=== Data extracts ===
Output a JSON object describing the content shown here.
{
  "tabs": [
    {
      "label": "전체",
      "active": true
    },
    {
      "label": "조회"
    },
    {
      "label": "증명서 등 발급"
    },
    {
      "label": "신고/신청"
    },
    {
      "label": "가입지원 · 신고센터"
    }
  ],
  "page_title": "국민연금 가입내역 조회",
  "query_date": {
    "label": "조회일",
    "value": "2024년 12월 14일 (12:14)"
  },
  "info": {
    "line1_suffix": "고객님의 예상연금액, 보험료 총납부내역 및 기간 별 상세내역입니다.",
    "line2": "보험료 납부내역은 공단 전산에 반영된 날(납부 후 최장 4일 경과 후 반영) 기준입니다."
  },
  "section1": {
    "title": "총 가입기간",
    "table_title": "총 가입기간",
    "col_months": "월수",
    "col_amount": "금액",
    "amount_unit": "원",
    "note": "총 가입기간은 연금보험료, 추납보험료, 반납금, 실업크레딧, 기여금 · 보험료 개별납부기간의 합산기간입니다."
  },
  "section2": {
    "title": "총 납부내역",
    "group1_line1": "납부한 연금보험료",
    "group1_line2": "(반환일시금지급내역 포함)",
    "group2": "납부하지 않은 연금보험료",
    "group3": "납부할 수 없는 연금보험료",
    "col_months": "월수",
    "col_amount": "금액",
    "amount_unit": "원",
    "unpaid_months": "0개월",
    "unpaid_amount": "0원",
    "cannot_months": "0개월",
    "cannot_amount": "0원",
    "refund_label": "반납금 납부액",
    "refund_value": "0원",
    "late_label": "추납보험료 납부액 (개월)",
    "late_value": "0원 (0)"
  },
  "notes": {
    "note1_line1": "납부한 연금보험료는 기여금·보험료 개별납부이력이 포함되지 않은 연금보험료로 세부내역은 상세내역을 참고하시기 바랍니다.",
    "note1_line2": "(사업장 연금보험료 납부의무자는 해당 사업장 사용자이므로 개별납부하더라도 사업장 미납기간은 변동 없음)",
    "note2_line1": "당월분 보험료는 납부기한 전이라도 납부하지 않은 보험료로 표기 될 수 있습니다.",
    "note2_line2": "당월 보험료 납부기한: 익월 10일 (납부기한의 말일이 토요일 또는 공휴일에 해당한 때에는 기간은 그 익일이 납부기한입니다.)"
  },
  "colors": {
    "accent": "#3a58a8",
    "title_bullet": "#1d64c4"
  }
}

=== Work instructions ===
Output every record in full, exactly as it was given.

=== The answer ===
Output a JSON object describing the content shown here.
{
  "tabs": [
    {
      "label": "전체",
      "active": true
    },
    {
      "label": "조회"
    },
    {
      "label": "증명서 등 발급"
    },
    {
      "label": "신고/신청"
    },
    {
      "label": "가입지원 · 신고센터"
    }
  ],
  "page_title": "국민연금 가입내역 조회",
  "query_date": {
    "label": "조회일",
    "value": "2024년 12월 14일 (12:14)"
  },
  "info": {
    "line1_suffix": "고객님의 예상연금액, 보험료 총납부내역 및 기간 별 상세내역입니다.",
    "line2": "보험료 납부내역은 공단 전산에 반영된 날(납부 후 최장 4일 경과 후 반영) 기준입니다."
  },
  "section1": {
    "title": "총 가입기간",
    "table_title": "총 가입기간",
    "col_months": "월수",
    "col_amount": "금액",
    "amount_unit": "원",
    "note": "총 가입기간은 연금보험료, 추납보험료, 반납금, 실업크레딧, 기여금 · 보험료 개별납부기간의 합산기간입니다."
  },
  "section2": {
    "title": "총 납부내역",
    "group1_line1": "납부한 연금보험료",
    "group1_line2": "(반환일시금지급내역 포함)",
    "group2": "납부하지 않은 연금보험료",
    "group3": "납부할 수 없는 연금보험료",
    "col_months": "월수",
    "col_amount": "금액",
    "amount_unit": "원",
    "unpaid_months": "0개월",
    "unpaid_amount": "0원",
    "cannot_months": "0개월",
    "cannot_amount": "0원",
    "refund_label": "반납금 납부액",
    "refund_value": "0원",
    "late_label": "추납보험료 납부액 (개월)",
    "late_value": "0원 (0)"
  },
  "notes": {
    "note1_line1": "납부한 연금보험료는 기여금·보험료 개별납부이력이 포함되지 않은 연금보험료로 세부내역은 상세내역을 참고하시기 바랍니다.",
    "note1_line2": "(사업장 연금보험료 납부의무자는 해당 사업장 사용자이므로 개별납부하더라도 사업장 미납기간은 변동 없음)",
    "note2_line1": "당월분 보험료는 납부기한 전이라도 납부하지 않은 보험료로 표기 될 수 있습니다.",
    "note2_line2": "당월 보험료 납부기한: 익월 10일 (납부기한의 말일이 토요일 또는 공휴일에 해당한 때에는 기간은 그 익일이 납부기한입니다.)"
  },
  "colors": {
    "accent": "#3a58a8",
    "title_bullet": "#1d64c4"
  }
}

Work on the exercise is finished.